It’s a fair guess that most newspaper readers are busy people and haven’t got the time to read articles all the way through. So here’s a tip: if you suspect media bias, let’s say, at the Washington Post, just read the headline and the last paragraph.
The headline supposedly requires focus on the most important, most newsworthy matters that the Post wants to convey to readers – more important than other items in the body of the article.
The last paragraph also rounds up and sums up the main message the article is supposed to convey to readers.
So let’s see how the Post fares when one examines its headline and its last paragraph – in this instance, an Oct. 5 piece about tensions heating up in Jerusalem.
First the headline, in huge type, of course: “Israel bars Palestinians from Old City.” The impression left on readers: Palestinians get the short end. They’re barred from Jerusalem’s Old City. Palestinians as victims, Israelis as heavy-handed.

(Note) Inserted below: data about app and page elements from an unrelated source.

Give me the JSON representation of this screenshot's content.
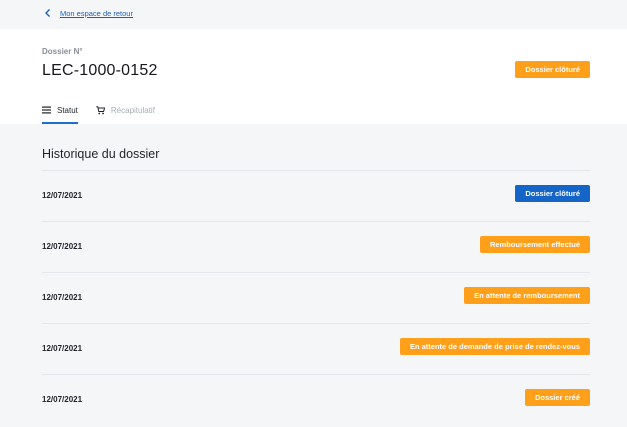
{
  "topbar": {
    "back_label": "Mon espace de retour"
  },
  "header": {
    "dossier_label": "Dossier N°",
    "dossier_number": "LEC-1000-0152",
    "status": "Dossier clôturé",
    "status_color": "#ff9f1a"
  },
  "tabs": [
    {
      "label": "Statut",
      "icon": "menu-icon",
      "active": true
    },
    {
      "label": "Récapitulatif",
      "icon": "cart-icon",
      "active": false
    }
  ],
  "history": {
    "title": "Historique du dossier",
    "rows": [
      {
        "date": "12/07/2021",
        "status": "Dossier clôturé",
        "color": "#1565c8"
      },
      {
        "date": "12/07/2021",
        "status": "Remboursement effectué",
        "color": "#ff9f1a"
      },
      {
        "date": "12/07/2021",
        "status": "En attente de remboursement",
        "color": "#ff9f1a"
      },
      {
        "date": "12/07/2021",
        "status": "En attente de demande de prise de rendez-vous",
        "color": "#ff9f1a"
      },
      {
        "date": "12/07/2021",
        "status": "Dossier créé",
        "color": "#ff9f1a"
      }
    ]
  }
}
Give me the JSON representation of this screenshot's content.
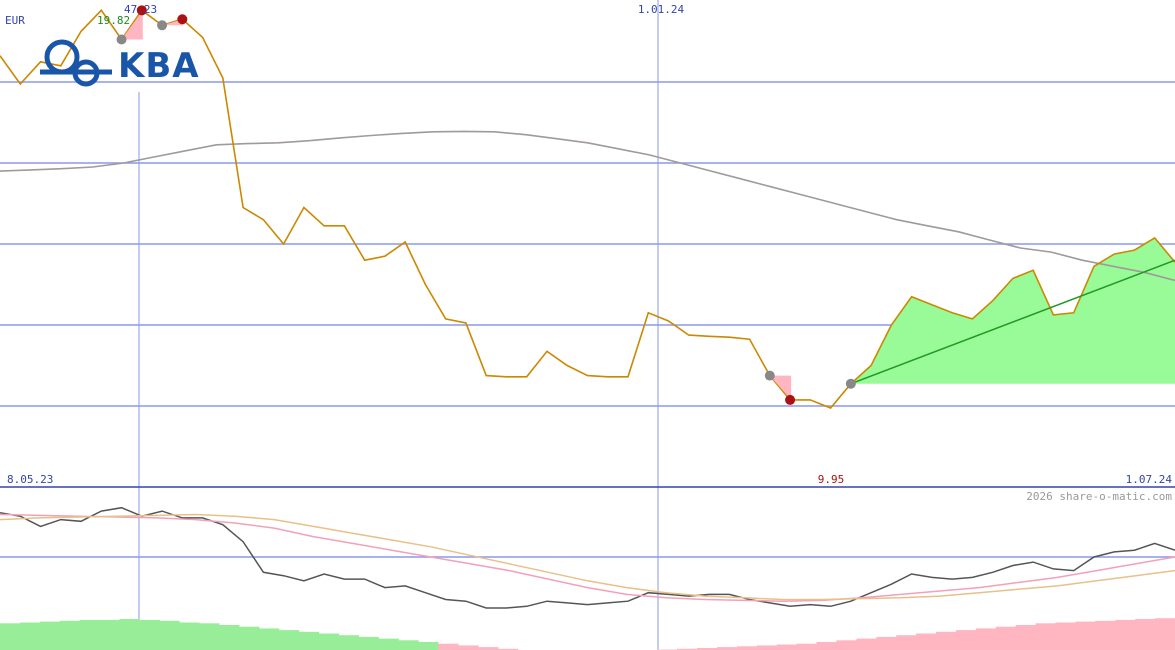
{
  "chart_data": [
    {
      "type": "line",
      "currency_label": "EUR",
      "y_ticks": [
        10,
        12,
        14,
        16,
        18
      ],
      "ylim": [
        8.0,
        19.9
      ],
      "x_labels": {
        "start": "8.05.23",
        "mid": "1.01.24",
        "end": "1.07.24"
      },
      "callouts": {
        "high_date": "47.23",
        "high_value": "19.82",
        "low_value": "9.95"
      },
      "copyright": "2026 share-o-matic.com",
      "logo": {
        "text": "KBA",
        "icon": "kba-rings-icon"
      },
      "colors": {
        "price": "#cc8800",
        "average": "#a09a9a",
        "trend": "#229922",
        "fill": "#98fb98",
        "marker_red": "#aa1111",
        "marker_grey": "#888888",
        "flag": "#ffb6c1",
        "grid": "#8899ee"
      },
      "series": [
        {
          "kind": "price",
          "values": [
            18.65,
            17.95,
            18.5,
            18.4,
            19.25,
            19.77,
            19.05,
            19.77,
            19.4,
            19.55,
            19.1,
            18.1,
            14.9,
            14.6,
            14.0,
            14.9,
            14.45,
            14.45,
            13.6,
            13.7,
            14.05,
            13.0,
            12.15,
            12.05,
            10.75,
            10.72,
            10.72,
            11.35,
            11.0,
            10.75,
            10.72,
            10.72,
            12.3,
            12.1,
            11.75,
            11.72,
            11.7,
            11.65,
            10.75,
            10.15,
            10.15,
            9.95,
            10.55,
            11.0,
            12.0,
            12.7,
            12.5,
            12.3,
            12.15,
            12.6,
            13.15,
            13.35,
            12.25,
            12.3,
            13.45,
            13.75,
            13.85,
            14.15,
            13.55
          ]
        },
        {
          "kind": "average",
          "values": [
            15.8,
            15.83,
            15.86,
            15.9,
            16.0,
            16.15,
            16.3,
            16.45,
            16.48,
            16.5,
            16.55,
            16.62,
            16.68,
            16.73,
            16.77,
            16.78,
            16.77,
            16.7,
            16.6,
            16.5,
            16.35,
            16.2,
            16.0,
            15.8,
            15.6,
            15.4,
            15.2,
            15.0,
            14.8,
            14.6,
            14.45,
            14.3,
            14.1,
            13.9,
            13.8,
            13.6,
            13.45,
            13.3,
            13.1
          ]
        }
      ],
      "trend_line": {
        "from": 10.55,
        "to": 13.6
      },
      "highlight_level": 10.55
    },
    {
      "type": "line",
      "y_ticks": [
        30,
        0,
        -40
      ],
      "ylim": [
        -42,
        32
      ],
      "series": [
        {
          "kind": "oscillator",
          "values": [
            26,
            24,
            18,
            22,
            21,
            27,
            29,
            24,
            27,
            23,
            23,
            19,
            9,
            -9,
            -11,
            -14,
            -10,
            -13,
            -13,
            -18,
            -17,
            -21,
            -25,
            -26,
            -30,
            -30,
            -29,
            -26,
            -27,
            -28,
            -27,
            -26,
            -21,
            -22,
            -23,
            -22,
            -22,
            -25,
            -27,
            -29,
            -28,
            -29,
            -26,
            -21,
            -16,
            -10,
            -12,
            -13,
            -12,
            -9,
            -5,
            -3,
            -7,
            -8,
            0,
            3,
            4,
            8,
            4
          ]
        },
        {
          "kind": "signal_fast",
          "values": [
            25,
            24.5,
            24,
            23.5,
            23,
            22,
            20,
            17,
            12,
            8,
            4,
            0,
            -4,
            -8,
            -13,
            -18,
            -22,
            -24,
            -25,
            -25.5,
            -26,
            -25.5,
            -24,
            -22,
            -20,
            -18,
            -15,
            -12,
            -8,
            -4,
            0
          ]
        },
        {
          "kind": "signal_slow",
          "values": [
            22,
            23,
            23.5,
            24,
            24.5,
            25,
            24,
            22,
            18,
            14,
            10,
            6,
            1,
            -4,
            -9,
            -14,
            -18,
            -21,
            -23,
            -24,
            -25,
            -25,
            -24.5,
            -24,
            -23,
            -21,
            -19,
            -17,
            -14,
            -11,
            -8
          ]
        },
        {
          "kind": "histogram",
          "values": [
            -39,
            -38.5,
            -38,
            -37.5,
            -37,
            -37,
            -36.5,
            -37,
            -37.5,
            -38.5,
            -39,
            -40,
            -41,
            -42,
            -43,
            -44,
            -45,
            -46,
            -47,
            -48,
            -49,
            -50,
            -51,
            -52,
            -53,
            -54,
            -55,
            -56,
            -57,
            -56.5,
            -56,
            -55.5,
            -55,
            -54.5,
            -54,
            -53.5,
            -53,
            -52.5,
            -52,
            -51.5,
            -51,
            -50,
            -49,
            -48,
            -47,
            -46,
            -45,
            -44,
            -43,
            -42,
            -41,
            -40,
            -39,
            -38.5,
            -38,
            -37.5,
            -37,
            -36.5,
            -36
          ]
        }
      ]
    }
  ]
}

But is this the main news in the latest 24-hour news cycle? Not really. For the real McCoy, you’ve got to immerse yourself in the much smaller-type secondary headline, which indicates that the barring of Palestinians from the Old City occurred after “the fatal stabbing there Saturday of an off-duty Israeli soldier and a well-known rabbi.”
The murder of two Israelis, one would have thought, is more newsworthy than closure of the Old City, especially since it turns out that this closure is only for two days.
But this bit of explanatory news appears only in much smaller type in the sub-head, which reads: “Jerusalem closure follows fatal stabbings, is set to last 48 hours.”
Taken together, the headline and the sub-head never make it crystal-clear that the overarching news is the murder of Israelis by Palestinian terrorists – oops, militants. Israel gets mentioned specifically as the tough party that bars Palestinians from the Old City, while the fatal stabbings of Israelis is never directly attributed to Palestinians.
Put them together, and the headline and the subhead leave readers with a pro-Palestinian, anti-Israeli impression.
Now let’s turn to the last paragraph that’s supposed to sum up the most salient developments in the last 24 hours. It reads:
After condemning violence against innocent civilians, Palestinian activist Hanan Ashrawi said, ‘Netanyahu is under the delusion that he can convince his own people and the international community that he can ‘manage the situation.’ This is not only morally deplorable, it is also politically irresponsible and effectively unsustainable. Never has a people under foreign occupaction accepted the systematic violation of their rights and freedoms.
Wow! Washingotn Post correspondent William Booth tilts sharply to the Palestinian side in his send-off, summed up paragraph. It’s exclusively pro-Palestsinian down to the last comma. Booth reaches all the way to Palestinian propagandist Hanan Ashrawi to make his point.
Leo Rennert is former White House correspondent and Washington bureau chief of McClatchy Newspapers.